The second exception is the feedback and noise you may deal with. This is often going to be a matter of trial and error with whatever feedback suppression measures you've taken.
Though even with acoustic amps this can be an issue.
If you're going to use an electric amp with an acoustic guitar, make sure you have a decent noise reduction system in place, like many of the ones we've seen on these pedals and preamps.
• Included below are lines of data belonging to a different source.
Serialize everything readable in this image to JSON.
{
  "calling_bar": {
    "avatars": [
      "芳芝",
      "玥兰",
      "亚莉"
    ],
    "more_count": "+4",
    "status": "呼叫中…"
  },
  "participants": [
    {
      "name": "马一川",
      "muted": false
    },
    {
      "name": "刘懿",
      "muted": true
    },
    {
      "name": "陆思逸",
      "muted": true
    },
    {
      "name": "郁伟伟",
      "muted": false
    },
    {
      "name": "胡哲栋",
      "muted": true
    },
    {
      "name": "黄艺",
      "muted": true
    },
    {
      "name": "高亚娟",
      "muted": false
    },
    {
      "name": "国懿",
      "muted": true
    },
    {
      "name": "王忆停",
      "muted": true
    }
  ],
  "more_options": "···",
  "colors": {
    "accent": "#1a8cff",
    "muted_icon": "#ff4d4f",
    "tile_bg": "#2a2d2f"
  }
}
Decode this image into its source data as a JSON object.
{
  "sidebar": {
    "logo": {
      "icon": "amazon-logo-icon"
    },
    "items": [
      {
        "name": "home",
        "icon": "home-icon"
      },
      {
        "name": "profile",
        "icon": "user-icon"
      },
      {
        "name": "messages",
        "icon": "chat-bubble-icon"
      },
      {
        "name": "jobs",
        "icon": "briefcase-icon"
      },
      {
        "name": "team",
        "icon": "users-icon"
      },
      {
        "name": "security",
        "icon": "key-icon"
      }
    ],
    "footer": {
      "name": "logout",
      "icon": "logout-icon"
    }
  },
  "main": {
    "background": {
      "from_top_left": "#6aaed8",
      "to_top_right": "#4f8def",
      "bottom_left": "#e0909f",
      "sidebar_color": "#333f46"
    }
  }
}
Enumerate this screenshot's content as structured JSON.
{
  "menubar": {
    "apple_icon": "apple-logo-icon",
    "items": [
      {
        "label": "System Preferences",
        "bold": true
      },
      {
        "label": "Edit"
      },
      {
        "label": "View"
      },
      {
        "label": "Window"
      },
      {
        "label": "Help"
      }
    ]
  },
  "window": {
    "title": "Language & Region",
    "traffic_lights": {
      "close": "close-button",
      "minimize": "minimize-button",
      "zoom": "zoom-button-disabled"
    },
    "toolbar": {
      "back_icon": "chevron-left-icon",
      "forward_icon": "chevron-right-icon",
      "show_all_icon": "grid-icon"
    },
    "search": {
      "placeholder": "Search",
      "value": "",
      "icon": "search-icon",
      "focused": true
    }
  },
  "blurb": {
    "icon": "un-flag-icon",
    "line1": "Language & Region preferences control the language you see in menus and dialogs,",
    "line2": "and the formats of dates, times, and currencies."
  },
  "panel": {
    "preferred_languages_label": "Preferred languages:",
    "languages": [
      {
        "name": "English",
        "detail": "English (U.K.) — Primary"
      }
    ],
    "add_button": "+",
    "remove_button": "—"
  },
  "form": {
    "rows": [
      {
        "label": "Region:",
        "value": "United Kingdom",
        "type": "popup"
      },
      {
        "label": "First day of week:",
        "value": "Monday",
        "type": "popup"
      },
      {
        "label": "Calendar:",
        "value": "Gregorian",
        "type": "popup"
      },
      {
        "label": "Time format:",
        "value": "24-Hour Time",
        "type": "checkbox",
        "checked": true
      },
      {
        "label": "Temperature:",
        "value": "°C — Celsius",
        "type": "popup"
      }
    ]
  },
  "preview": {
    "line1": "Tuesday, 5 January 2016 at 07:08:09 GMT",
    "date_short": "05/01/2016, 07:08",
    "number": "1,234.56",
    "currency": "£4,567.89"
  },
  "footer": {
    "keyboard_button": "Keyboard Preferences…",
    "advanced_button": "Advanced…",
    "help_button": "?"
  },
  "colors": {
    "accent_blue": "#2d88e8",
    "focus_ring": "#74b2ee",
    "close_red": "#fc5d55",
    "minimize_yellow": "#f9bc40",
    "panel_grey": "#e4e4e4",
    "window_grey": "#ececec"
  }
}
Otherwise, don't do it.
4. How important is an effects loop?
I like an effects loop with an acoustic guitar rig for a few reasons:
- It’s often provided as part of an acoustic guitar preamp, which is a convenient combination.
- An effects loop can provide a more clear and defined signal, which can make a big difference when adding effects processors.
- An effects loop matches impedance levels between, say, a rackmount processor and your guitar, which prevents a muddying of your signal.
To answer your question:
There are plenty of good reasons to use an effects loop, and I might even say it's a preferable configuration.
However, if you don’t have one, it’s not the end of the world.
5. Are there better pickups I could buy for my acoustic guitar to handle effects more efficiently?
This is a resounding yes, with little hesitation.
Investing in a pickup and/or a soundhole cover can make a huge difference in the quality you get from acoustic guitar effects and processors.
Here are few I would recommend (if you don't already have a preamp and pickup system in your acoustic guitar):
- Seymour Duncan Woody Series Pickups
- Fishman Rare Earth Humbucking Soundhole Pickup
- LR Baggs M1 Soundhole Magnetic Pickup
- Planet Waves Screeching Halt Acoustic Soundhole Cover
Soundhole covers are extremely affordable, under $10 in most cases, while pickups range from $40 to $200.
If you’re serious about amplifying an acoustic guitar rig, I’d recommend investing in at least the soundhole cover.
6. What are the most useful/important acoustic guitar effects?
Start by prioritizing your compressor, volume, and EQ, if you need them.
These are often packaged in an acoustic guitar preamp.
From there you can get a little more stylistic. Layering effects like chorus, delay, and tremolo can work well. You can also do a lot with reverb, as it’s an acoustic-friendly sound.
The road is wide open after you get the preamp functionality taken care of.
7. What’s the most typical way to setup an acoustic guitar rig with pedals and effects?
Most of the pro acoustic players will go straight into a preamp and DI box, where the signal is then routed into the acoustic guitar’s channel on a mixing board.
If you use a preamp and it provides an effects loop, pedals can go there, or after the preamp. If you’re just using a DI box, pedals go between your guitar and the D.I. box, before the signal gets sent to your mixing board.
Concluding with a grain of salt
Keep in mind:
This is meant to get you started and give you some direction.
It’s not all-knowing, all-sensing, or all-feeling. But it is a good place to get your bearings. Best of luck on your quest for the perfect acoustic guitar rig.
If you have questions, feel free to drop them in the comments section below. I'll jump in and help out as best I can.